Records to use
BEGIN
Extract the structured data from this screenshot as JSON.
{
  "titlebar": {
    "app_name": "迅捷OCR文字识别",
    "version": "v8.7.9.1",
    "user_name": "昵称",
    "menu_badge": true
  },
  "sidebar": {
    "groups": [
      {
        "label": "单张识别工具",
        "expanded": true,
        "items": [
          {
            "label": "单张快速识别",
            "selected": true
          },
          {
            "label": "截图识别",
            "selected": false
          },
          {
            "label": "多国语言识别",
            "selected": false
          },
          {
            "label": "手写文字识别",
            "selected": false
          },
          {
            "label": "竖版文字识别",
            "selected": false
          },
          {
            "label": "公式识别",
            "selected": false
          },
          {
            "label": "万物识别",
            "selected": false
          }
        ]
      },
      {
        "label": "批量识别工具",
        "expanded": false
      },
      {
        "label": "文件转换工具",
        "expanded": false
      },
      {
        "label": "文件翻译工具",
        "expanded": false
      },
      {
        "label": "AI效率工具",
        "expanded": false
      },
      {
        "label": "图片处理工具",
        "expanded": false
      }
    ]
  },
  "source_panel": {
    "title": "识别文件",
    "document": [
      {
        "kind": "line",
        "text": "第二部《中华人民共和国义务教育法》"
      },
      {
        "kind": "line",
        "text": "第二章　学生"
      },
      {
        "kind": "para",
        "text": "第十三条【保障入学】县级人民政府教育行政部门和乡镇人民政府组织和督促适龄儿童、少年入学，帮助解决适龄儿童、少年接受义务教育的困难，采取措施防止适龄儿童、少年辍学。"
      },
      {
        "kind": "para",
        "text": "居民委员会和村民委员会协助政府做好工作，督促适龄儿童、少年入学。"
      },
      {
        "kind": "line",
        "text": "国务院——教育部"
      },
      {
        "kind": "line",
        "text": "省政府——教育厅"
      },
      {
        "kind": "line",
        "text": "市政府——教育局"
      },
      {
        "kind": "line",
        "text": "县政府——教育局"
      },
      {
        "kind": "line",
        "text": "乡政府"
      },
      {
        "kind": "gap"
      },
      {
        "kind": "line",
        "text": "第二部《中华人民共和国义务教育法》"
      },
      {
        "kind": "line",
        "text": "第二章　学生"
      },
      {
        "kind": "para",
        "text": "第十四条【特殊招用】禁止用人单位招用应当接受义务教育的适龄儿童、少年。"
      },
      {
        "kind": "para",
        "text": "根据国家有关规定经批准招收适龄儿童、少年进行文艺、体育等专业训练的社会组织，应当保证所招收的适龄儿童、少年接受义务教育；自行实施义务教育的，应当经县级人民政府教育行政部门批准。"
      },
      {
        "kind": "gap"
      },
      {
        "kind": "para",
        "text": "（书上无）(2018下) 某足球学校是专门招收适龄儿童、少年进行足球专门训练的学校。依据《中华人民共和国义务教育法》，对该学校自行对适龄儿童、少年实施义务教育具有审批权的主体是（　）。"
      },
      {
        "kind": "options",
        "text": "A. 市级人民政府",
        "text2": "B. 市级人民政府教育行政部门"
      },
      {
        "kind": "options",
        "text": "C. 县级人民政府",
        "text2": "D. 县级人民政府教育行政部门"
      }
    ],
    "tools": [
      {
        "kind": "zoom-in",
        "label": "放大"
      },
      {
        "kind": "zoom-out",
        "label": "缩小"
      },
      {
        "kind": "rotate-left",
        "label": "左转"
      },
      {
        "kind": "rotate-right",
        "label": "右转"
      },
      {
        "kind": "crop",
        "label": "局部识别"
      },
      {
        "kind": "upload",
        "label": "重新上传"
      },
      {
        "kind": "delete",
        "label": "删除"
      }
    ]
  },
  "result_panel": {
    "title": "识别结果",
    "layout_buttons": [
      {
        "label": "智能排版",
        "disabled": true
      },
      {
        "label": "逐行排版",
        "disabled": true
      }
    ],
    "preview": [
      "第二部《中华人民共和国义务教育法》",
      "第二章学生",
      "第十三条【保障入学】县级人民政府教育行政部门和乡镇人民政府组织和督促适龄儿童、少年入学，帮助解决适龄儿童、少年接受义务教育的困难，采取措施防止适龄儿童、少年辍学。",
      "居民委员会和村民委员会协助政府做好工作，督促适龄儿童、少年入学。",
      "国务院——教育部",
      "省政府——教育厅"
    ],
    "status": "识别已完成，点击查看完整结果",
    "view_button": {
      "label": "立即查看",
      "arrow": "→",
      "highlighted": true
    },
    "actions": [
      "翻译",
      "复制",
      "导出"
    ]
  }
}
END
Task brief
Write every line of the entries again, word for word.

Solved problem
Extract the structured data from this screenshot as JSON.
{
  "titlebar": {
    "app_name": "迅捷OCR文字识别",
    "version": "v8.7.9.1",
    "user_name": "昵称",
    "menu_badge": true
  },
  "sidebar": {
    "groups": [
      {
        "label": "单张识别工具",
        "expanded": true,
        "items": [
          {
            "label": "单张快速识别",
            "selected": true
          },
          {
            "label": "截图识别",
            "selected": false
          },
          {
            "label": "多国语言识别",
            "selected": false
          },
          {
            "label": "手写文字识别",
            "selected": false
          },
          {
            "label": "竖版文字识别",
            "selected": false
          },
          {
            "label": "公式识别",
            "selected": false
          },
          {
            "label": "万物识别",
            "selected": false
          }
        ]
      },
      {
        "label": "批量识别工具",
        "expanded": false
      },
      {
        "label": "文件转换工具",
        "expanded": false
      },
      {
        "label": "文件翻译工具",
        "expanded": false
      },
      {
        "label": "AI效率工具",
        "expanded": false
      },
      {
        "label": "图片处理工具",
        "expanded": false
      }
    ]
  },
  "source_panel": {
    "title": "识别文件",
    "document": [
      {
        "kind": "line",
        "text": "第二部《中华人民共和国义务教育法》"
      },
      {
        "kind": "line",
        "text": "第二章　学生"
      },
      {
        "kind": "para",
        "text": "第十三条【保障入学】县级人民政府教育行政部门和乡镇人民政府组织和督促适龄儿童、少年入学，帮助解决适龄儿童、少年接受义务教育的困难，采取措施防止适龄儿童、少年辍学。"
      },
      {
        "kind": "para",
        "text": "居民委员会和村民委员会协助政府做好工作，督促适龄儿童、少年入学。"
      },
      {
        "kind": "line",
        "text": "国务院——教育部"
      },
      {
        "kind": "line",
        "text": "省政府——教育厅"
      },
      {
        "kind": "line",
        "text": "市政府——教育局"
      },
      {
        "kind": "line",
        "text": "县政府——教育局"
      },
      {
        "kind": "line",
        "text": "乡政府"
      },
      {
        "kind": "gap"
      },
      {
        "kind": "line",
        "text": "第二部《中华人民共和国义务教育法》"
      },
      {
        "kind": "line",
        "text": "第二章　学生"
      },
      {
        "kind": "para",
        "text": "第十四条【特殊招用】禁止用人单位招用应当接受义务教育的适龄儿童、少年。"
      },
      {
        "kind": "para",
        "text": "根据国家有关规定经批准招收适龄儿童、少年进行文艺、体育等专业训练的社会组织，应当保证所招收的适龄儿童、少年接受义务教育；自行实施义务教育的，应当经县级人民政府教育行政部门批准。"
      },
      {
        "kind": "gap"
      },
      {
        "kind": "para",
        "text": "（书上无）(2018下) 某足球学校是专门招收适龄儿童、少年进行足球专门训练的学校。依据《中华人民共和国义务教育法》，对该学校自行对适龄儿童、少年实施义务教育具有审批权的主体是（　）。"
      },
      {
        "kind": "options",
        "text": "A. 市级人民政府",
        "text2": "B. 市级人民政府教育行政部门"
      },
      {
        "kind": "options",
        "text": "C. 县级人民政府",
        "text2": "D. 县级人民政府教育行政部门"
      }
    ],
    "tools": [
      {
        "kind": "zoom-in",
        "label": "放大"
      },
      {
        "kind": "zoom-out",
        "label": "缩小"
      },
      {
        "kind": "rotate-left",
        "label": "左转"
      },
      {
        "kind": "rotate-right",
        "label": "右转"
      },
      {
        "kind": "crop",
        "label": "局部识别"
      },
      {
        "kind": "upload",
        "label": "重新上传"
      },
      {
        "kind": "delete",
        "label": "删除"
      }
    ]
  },
  "result_panel": {
    "title": "识别结果",
    "layout_buttons": [
      {
        "label": "智能排版",
        "disabled": true
      },
      {
        "label": "逐行排版",
        "disabled": true
      }
    ],
    "preview": [
      "第二部《中华人民共和国义务教育法》",
      "第二章学生",
      "第十三条【保障入学】县级人民政府教育行政部门和乡镇人民政府组织和督促适龄儿童、少年入学，帮助解决适龄儿童、少年接受义务教育的困难，采取措施防止适龄儿童、少年辍学。",
      "居民委员会和村民委员会协助政府做好工作，督促适龄儿童、少年入学。",
      "国务院——教育部",
      "省政府——教育厅"
    ],
    "status": "识别已完成，点击查看完整结果",
    "view_button": {
      "label": "立即查看",
      "arrow": "→",
      "highlighted": true
    },
    "actions": [
      "翻译",
      "复制",
      "导出"
    ]
  }
}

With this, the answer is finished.